Consumer Reports has ideas for how to negotiate other fees and charges.

GREENSBORO, N.C. — Purchasing a new car is stressful enough, making you worry about everything from which color and options you want to make sense of those mysterious fees that appear on the bill of sale. 

A new Consumer Reports investigation reveals why one fee, in particular, is costing new-car buyers more than ever before.

Do you pay an extra fee for those eggs you bought at the grocery store? Of course not, but you likely paid a similar fee the last time you bought a car. It’s called a destination fee or a fee for delivery, processing, and handling or inland freight and handling.

A car expert at Consumer Reports says, “The destination fees have something to do with getting a car from the factory or U.S. port to a car dealership, but there’s not a lot of transparency beyond that.”

These non-negotiable fees appear as a line item on car window stickers. They’re rarely disclosed in ads or on automaker websites. And because of that, these hefty fees can take unsuspecting buyers by surprise.

And there’s another even bigger problem. Consumer Reports’ investigation found that automakers have increased destination fees from an average of $840 in 2011 to $1,240 in 2020.

That’s almost a 50% increase and more than two and a half times the rate of inflation.

Why is this? The lack of transparency about how destination charges are derived and the rate they’ve been increasing deserves a second look. Many consumer advocates suspect that these fees are just a way for automakers to boost the bottom line without officially raising prices.

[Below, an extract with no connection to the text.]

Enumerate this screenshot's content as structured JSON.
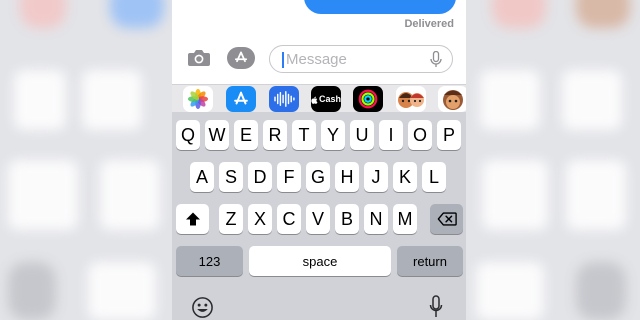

So what can you do? CR says to negotiate the bottom line for the vehicle, not the destination fees, something the dealer won’t budge on. Insist on discussing your “out the door” all-in price, and don’t be shy about asking for a reduction.

And if you don’t get it, consider walking away. Car dealers expect you to haggle, and they just might match your price to make the sale. Another thing: Consumer Reports says the best way to haggle for a car is over email. Not only is it COVID-smart, but It is also a great way to get the deal in writing before you even step foot in the dealership.